■ **WHAT THE TASK ASKS**
Would you please reproduce all the entries word for word, minus the pictures?

#### LISTED RECORDS

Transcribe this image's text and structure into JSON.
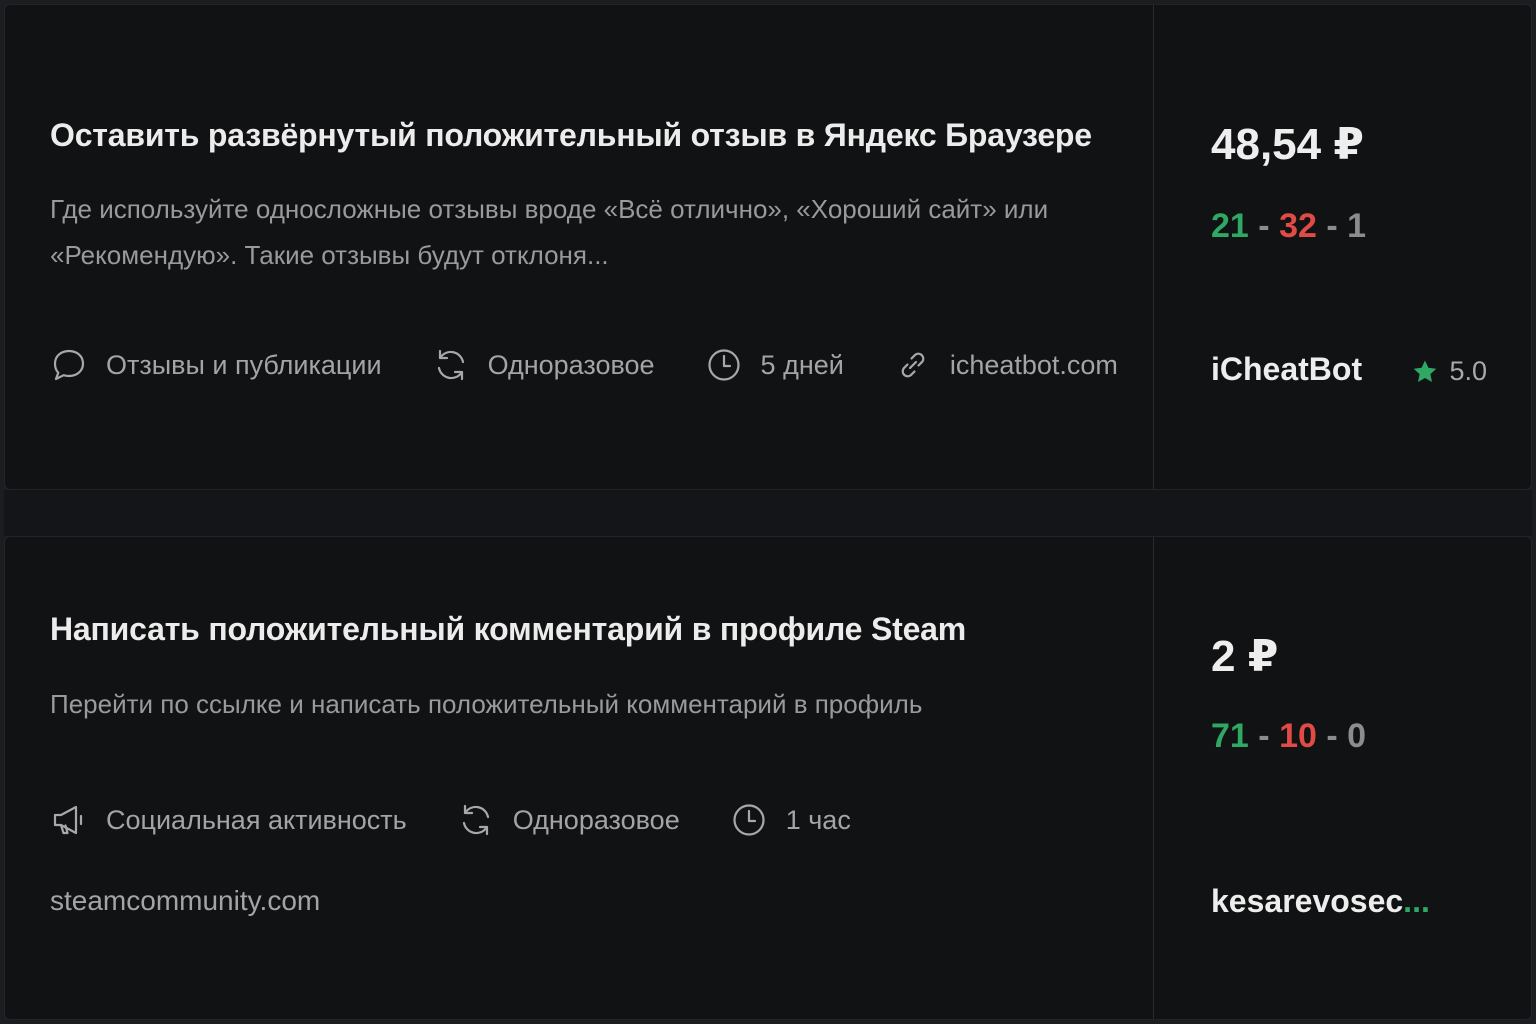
{
  "tasks": [
    {
      "title": "Оставить развёрнутый положительный отзыв в Яндекс Браузере",
      "description": "Где используйте односложные отзывы вроде «Всё отлично», «Хороший сайт» или «Рекомендую». Такие отзывы будут отклоня...",
      "category": "Отзывы и публикации",
      "frequency": "Одноразовое",
      "duration": "5 дней",
      "link": "icheatbot.com",
      "price": "48,54 ₽",
      "stats": {
        "positive": "21",
        "negative": "32",
        "neutral": "1",
        "separator": "-"
      },
      "author": "iCheatBot",
      "rating": "5.0"
    },
    {
      "title": "Написать положительный комментарий в профиле Steam",
      "description": "Перейти по ссылке и написать положительный комментарий в профиль",
      "category": "Социальная активность",
      "frequency": "Одноразовое",
      "duration": "1 час",
      "link": "steamcommunity.com",
      "price": "2 ₽",
      "stats": {
        "positive": "71",
        "negative": "10",
        "neutral": "0",
        "separator": "-"
      },
      "author": "kesarevosec",
      "author_ellipsis": "..."
    }
  ],
  "icons": {
    "category_1": "comment-icon",
    "category_2": "megaphone-icon",
    "frequency": "refresh-icon",
    "duration": "clock-icon",
    "link": "link-icon",
    "rating": "star-icon"
  },
  "colors": {
    "positive": "#2fa864",
    "negative": "#e04b45",
    "star": "#2fa864"
  }
}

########

■ **RESPONSE FOR THIS EXERCISE**
Transcribe this image's text and structure into JSON.
{
  "tasks": [
    {
      "title": "Оставить развёрнутый положительный отзыв в Яндекс Браузере",
      "description": "Где используйте односложные отзывы вроде «Всё отлично», «Хороший сайт» или «Рекомендую». Такие отзывы будут отклоня...",
      "category": "Отзывы и публикации",
      "frequency": "Одноразовое",
      "duration": "5 дней",
      "link": "icheatbot.com",
      "price": "48,54 ₽",
      "stats": {
        "positive": "21",
        "negative": "32",
        "neutral": "1",
        "separator": "-"
      },
      "author": "iCheatBot",
      "rating": "5.0"
    },
    {
      "title": "Написать положительный комментарий в профиле Steam",
      "description": "Перейти по ссылке и написать положительный комментарий в профиль",
      "category": "Социальная активность",
      "frequency": "Одноразовое",
      "duration": "1 час",
      "link": "steamcommunity.com",
      "price": "2 ₽",
      "stats": {
        "positive": "71",
        "negative": "10",
        "neutral": "0",
        "separator": "-"
      },
      "author": "kesarevosec",
      "author_ellipsis": "..."
    }
  ],
  "icons": {
    "category_1": "comment-icon",
    "category_2": "megaphone-icon",
    "frequency": "refresh-icon",
    "duration": "clock-icon",
    "link": "link-icon",
    "rating": "star-icon"
  },
  "colors": {
    "positive": "#2fa864",
    "negative": "#e04b45",
    "star": "#2fa864"
  }
}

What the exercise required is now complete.